» THE PROBLEM
The output is a word-for-word repeat of the listing below, free of images.
Content starts
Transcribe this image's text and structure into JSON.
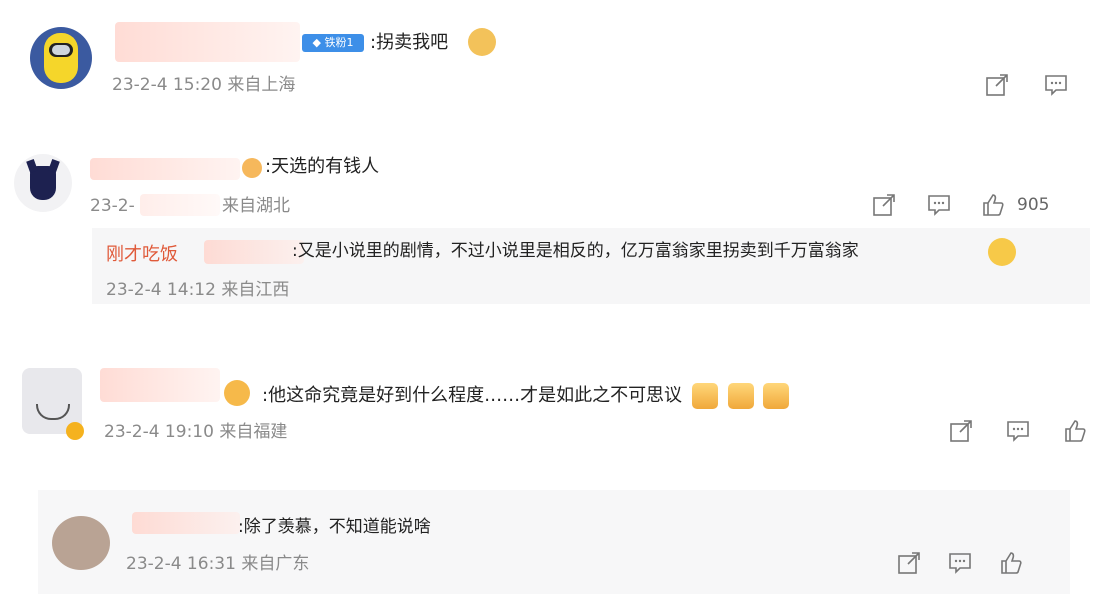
{
  "colors": {
    "meta": "#8a8a8a",
    "reply_author": "#e05a3a",
    "badge": "#3d8fe8"
  },
  "comments": [
    {
      "badge": "铁粉1",
      "text": ":拐卖我吧",
      "meta": "23-2-4 15:20 来自上海"
    },
    {
      "text": ":天选的有钱人",
      "meta": "23-2-",
      "meta_tail": "来自湖北",
      "likes": "905",
      "reply": {
        "author": "刚才吃饭",
        "text": ":又是小说里的剧情，不过小说里是相反的，亿万富翁家里拐卖到千万富翁家",
        "meta": "23-2-4 14:12 来自江西"
      }
    },
    {
      "text": ":他这命究竟是好到什么程度……才是如此之不可思议",
      "meta": "23-2-4 19:10 来自福建"
    },
    {
      "text": ":除了羡慕，不知道能说啥",
      "meta": "23-2-4 16:31 来自广东"
    }
  ],
  "icons": [
    "share-icon",
    "comment-icon",
    "like-icon"
  ]
}
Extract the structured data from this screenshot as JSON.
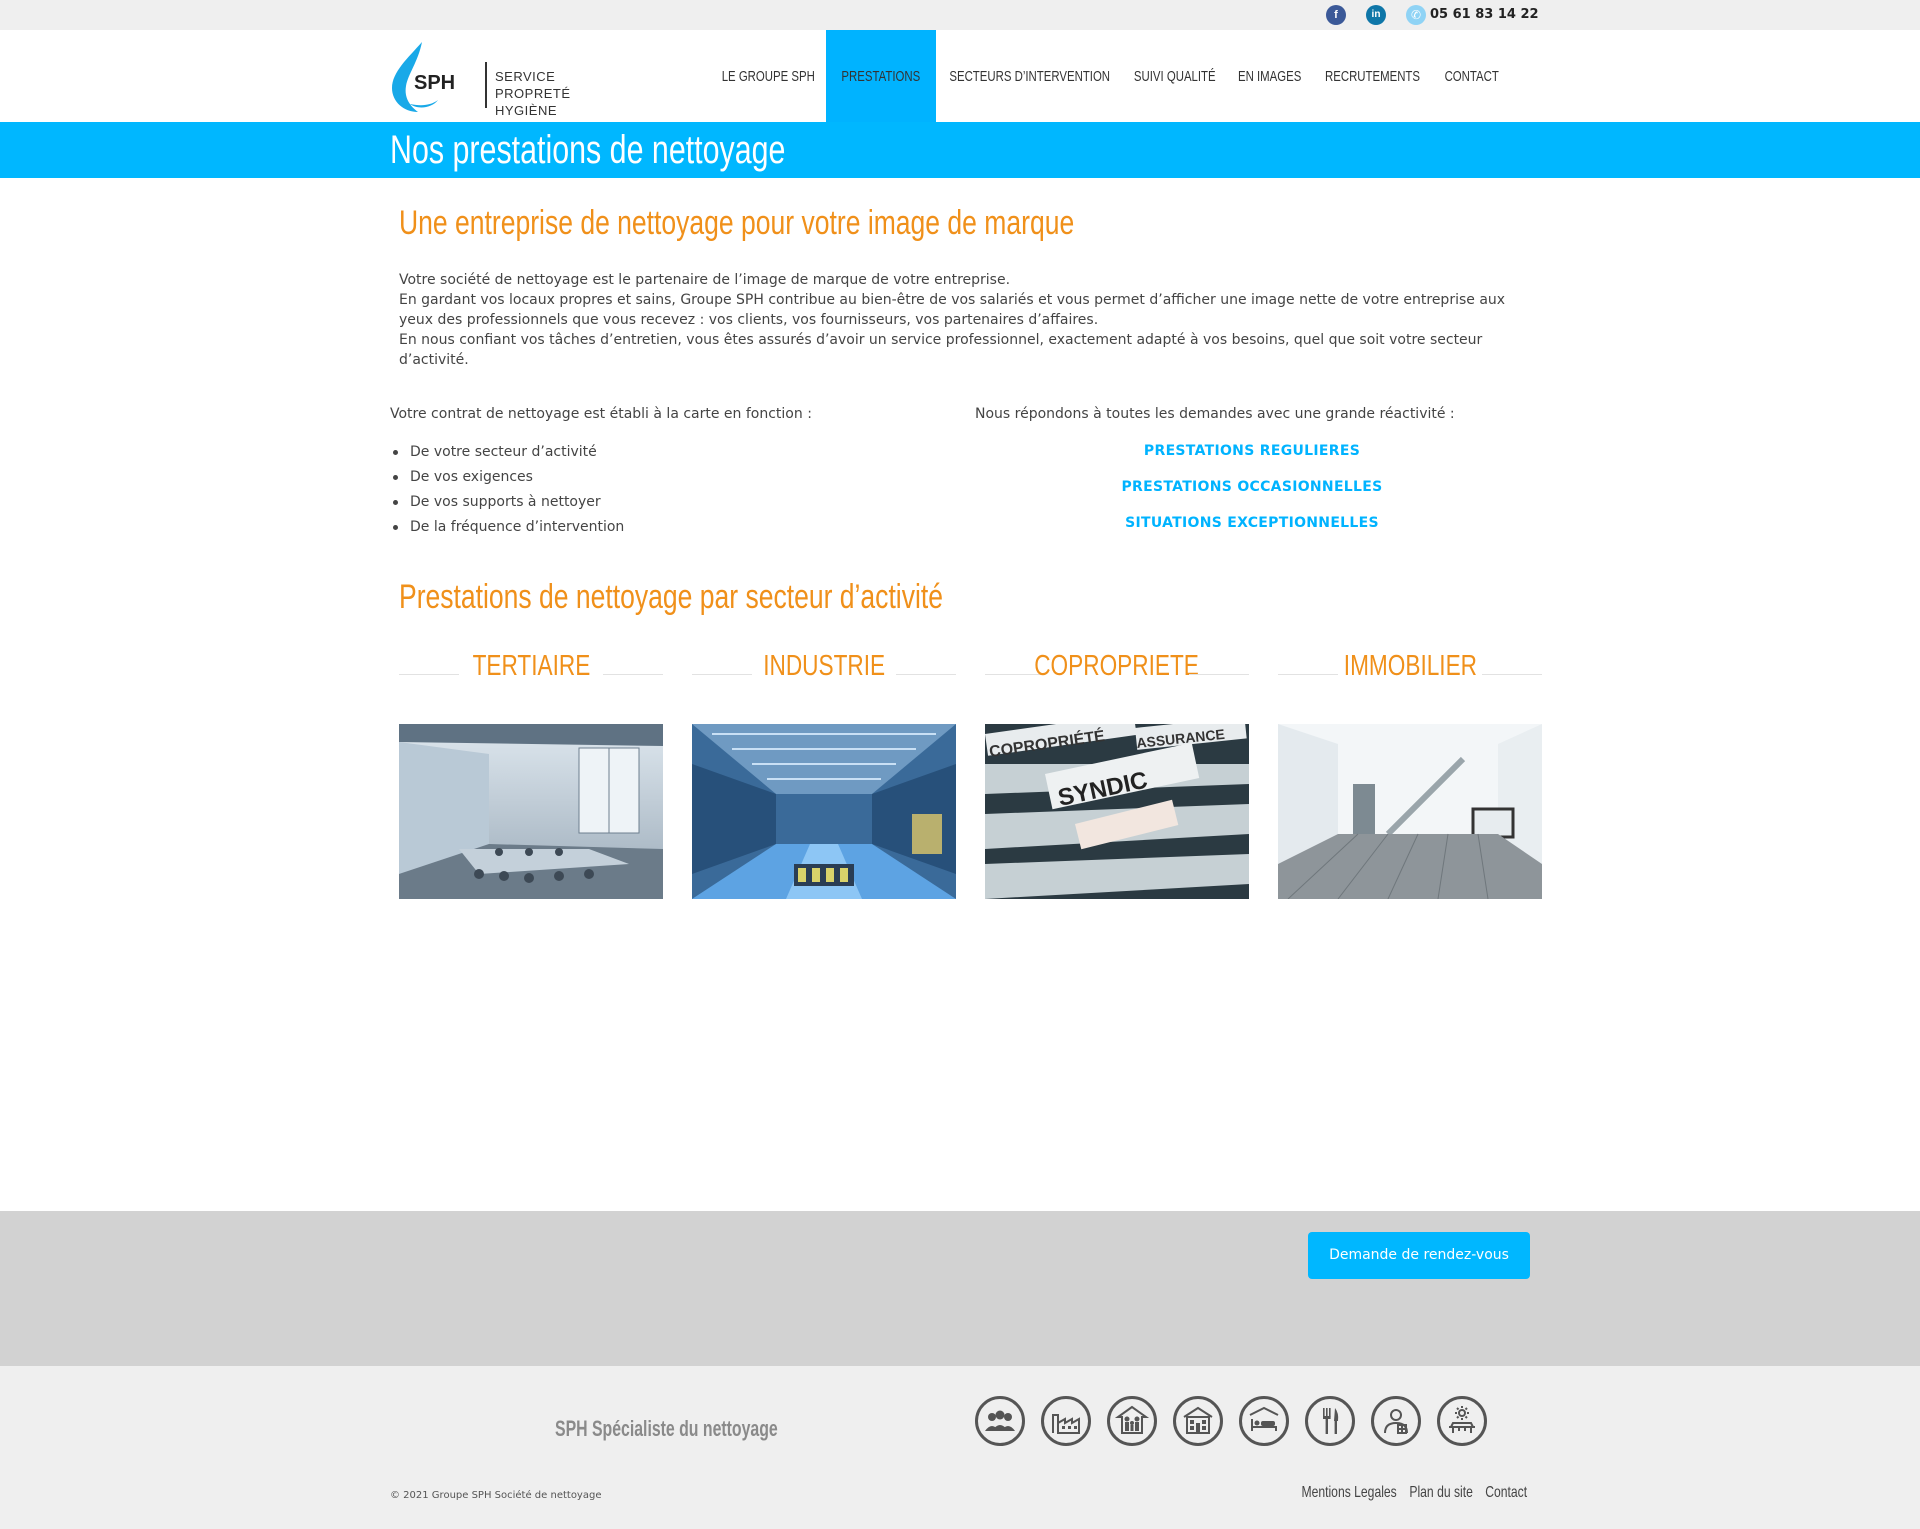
{
  "topbar": {
    "facebook_icon": "facebook-icon",
    "linkedin_icon": "linkedin-icon",
    "phone_icon": "phone-icon",
    "phone": "05 61 83 14 22"
  },
  "logo": {
    "abbr": "SPH",
    "line1": "SERVICE",
    "line2": "PROPRETÉ",
    "line3": "HYGIÈNE"
  },
  "nav": {
    "items": [
      {
        "label": "LE GROUPE SPH"
      },
      {
        "label": "PRESTATIONS"
      },
      {
        "label": "SECTEURS D’INTERVENTION"
      },
      {
        "label": "SUIVI QUALITÉ"
      },
      {
        "label": "EN IMAGES"
      },
      {
        "label": "RECRUTEMENTS"
      },
      {
        "label": "CONTACT"
      }
    ],
    "active": "PRESTATIONS"
  },
  "page": {
    "title": "Nos prestations de nettoyage"
  },
  "intro": {
    "heading": "Une entreprise de nettoyage pour votre image de marque",
    "p1": "Votre société de nettoyage est le partenaire de l’image de marque de votre entreprise.",
    "p2": "En gardant vos locaux propres et sains, Groupe SPH contribue au bien-être de vos salariés et vous permet d’afficher une image nette de votre entreprise aux yeux des professionnels que vous recevez : vos clients, vos fournisseurs, vos partenaires d’affaires.",
    "p3": "En nous confiant vos tâches d’entretien, vous êtes assurés d’avoir un service professionnel, exactement adapté à vos besoins, quel que soit votre secteur d’activité."
  },
  "contract": {
    "label": "Votre contrat de nettoyage est établi à la carte en fonction :",
    "items": [
      "De votre secteur d’activité",
      "De vos exigences",
      "De vos supports à nettoyer",
      "De la fréquence d’intervention"
    ]
  },
  "services": {
    "label": "Nous répondons à toutes les demandes avec une grande réactivité :",
    "links": [
      "PRESTATIONS REGULIERES",
      "PRESTATIONS OCCASIONNELLES",
      "SITUATIONS EXCEPTIONNELLES"
    ]
  },
  "sectors": {
    "heading": "Prestations de nettoyage par secteur d’activité",
    "items": [
      {
        "title": "TERTIAIRE",
        "image": "office-meeting-room-photo"
      },
      {
        "title": "INDUSTRIE",
        "image": "factory-hall-photo"
      },
      {
        "title": "COPROPRIETE",
        "image": "syndic-folders-photo"
      },
      {
        "title": "IMMOBILIER",
        "image": "empty-apartment-photo"
      }
    ],
    "folder_labels": [
      "COPROPRIÉTÉ",
      "ASSURANCE",
      "SYNDIC"
    ]
  },
  "cta": {
    "button": "Demande de rendez-vous"
  },
  "footer": {
    "title": "SPH Spécialiste du nettoyage",
    "icons": [
      "people-icon",
      "factory-icon",
      "family-icon",
      "building-icon",
      "bed-icon",
      "cutlery-icon",
      "doctor-icon",
      "solar-panel-icon"
    ],
    "copyright": "© 2021 Groupe SPH Société de nettoyage",
    "links": [
      "Mentions Legales",
      "Plan du site",
      "Contact"
    ]
  },
  "colors": {
    "accent_blue": "#00b7ff",
    "accent_orange": "#f0901a",
    "footer_grey": "#d2d2d2"
  }
}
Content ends
» TASK SOLUTION
Transcribe this image's text and structure into JSON.
{
  "colors": {
    "meta": "#8a8a8a",
    "reply_author": "#e05a3a",
    "badge": "#3d8fe8"
  },
  "comments": [
    {
      "badge": "铁粉1",
      "text": ":拐卖我吧",
      "meta": "23-2-4 15:20 来自上海"
    },
    {
      "text": ":天选的有钱人",
      "meta": "23-2-",
      "meta_tail": "来自湖北",
      "likes": "905",
      "reply": {
        "author": "刚才吃饭",
        "text": ":又是小说里的剧情，不过小说里是相反的，亿万富翁家里拐卖到千万富翁家",
        "meta": "23-2-4 14:12 来自江西"
      }
    },
    {
      "text": ":他这命究竟是好到什么程度……才是如此之不可思议",
      "meta": "23-2-4 19:10 来自福建"
    },
    {
      "text": ":除了羡慕，不知道能说啥",
      "meta": "23-2-4 16:31 来自广东"
    }
  ],
  "icons": [
    "share-icon",
    "comment-icon",
    "like-icon"
  ]
}
Extract the structured data from this screenshot as JSON.
{
  "topbar": {
    "facebook_icon": "facebook-icon",
    "linkedin_icon": "linkedin-icon",
    "phone_icon": "phone-icon",
    "phone": "05 61 83 14 22"
  },
  "logo": {
    "abbr": "SPH",
    "line1": "SERVICE",
    "line2": "PROPRETÉ",
    "line3": "HYGIÈNE"
  },
  "nav": {
    "items": [
      {
        "label": "LE GROUPE SPH"
      },
      {
        "label": "PRESTATIONS"
      },
      {
        "label": "SECTEURS D’INTERVENTION"
      },
      {
        "label": "SUIVI QUALITÉ"
      },
      {
        "label": "EN IMAGES"
      },
      {
        "label": "RECRUTEMENTS"
      },
      {
        "label": "CONTACT"
      }
    ],
    "active": "PRESTATIONS"
  },
  "page": {
    "title": "Nos prestations de nettoyage"
  },
  "intro": {
    "heading": "Une entreprise de nettoyage pour votre image de marque",
    "p1": "Votre société de nettoyage est le partenaire de l’image de marque de votre entreprise.",
    "p2": "En gardant vos locaux propres et sains, Groupe SPH contribue au bien-être de vos salariés et vous permet d’afficher une image nette de votre entreprise aux yeux des professionnels que vous recevez : vos clients, vos fournisseurs, vos partenaires d’affaires.",
    "p3": "En nous confiant vos tâches d’entretien, vous êtes assurés d’avoir un service professionnel, exactement adapté à vos besoins, quel que soit votre secteur d’activité."
  },
  "contract": {
    "label": "Votre contrat de nettoyage est établi à la carte en fonction :",
    "items": [
      "De votre secteur d’activité",
      "De vos exigences",
      "De vos supports à nettoyer",
      "De la fréquence d’intervention"
    ]
  },
  "services": {
    "label": "Nous répondons à toutes les demandes avec une grande réactivité :",
    "links": [
      "PRESTATIONS REGULIERES",
      "PRESTATIONS OCCASIONNELLES",
      "SITUATIONS EXCEPTIONNELLES"
    ]
  },
  "sectors": {
    "heading": "Prestations de nettoyage par secteur d’activité",
    "items": [
      {
        "title": "TERTIAIRE",
        "image": "office-meeting-room-photo"
      },
      {
        "title": "INDUSTRIE",
        "image": "factory-hall-photo"
      },
      {
        "title": "COPROPRIETE",
        "image": "syndic-folders-photo"
      },
      {
        "title": "IMMOBILIER",
        "image": "empty-apartment-photo"
      }
    ],
    "folder_labels": [
      "COPROPRIÉTÉ",
      "ASSURANCE",
      "SYNDIC"
    ]
  },
  "cta": {
    "button": "Demande de rendez-vous"
  },
  "footer": {
    "title": "SPH Spécialiste du nettoyage",
    "icons": [
      "people-icon",
      "factory-icon",
      "family-icon",
      "building-icon",
      "bed-icon",
      "cutlery-icon",
      "doctor-icon",
      "solar-panel-icon"
    ],
    "copyright": "© 2021 Groupe SPH Société de nettoyage",
    "links": [
      "Mentions Legales",
      "Plan du site",
      "Contact"
    ]
  },
  "colors": {
    "accent_blue": "#00b7ff",
    "accent_orange": "#f0901a",
    "footer_grey": "#d2d2d2"
  }
}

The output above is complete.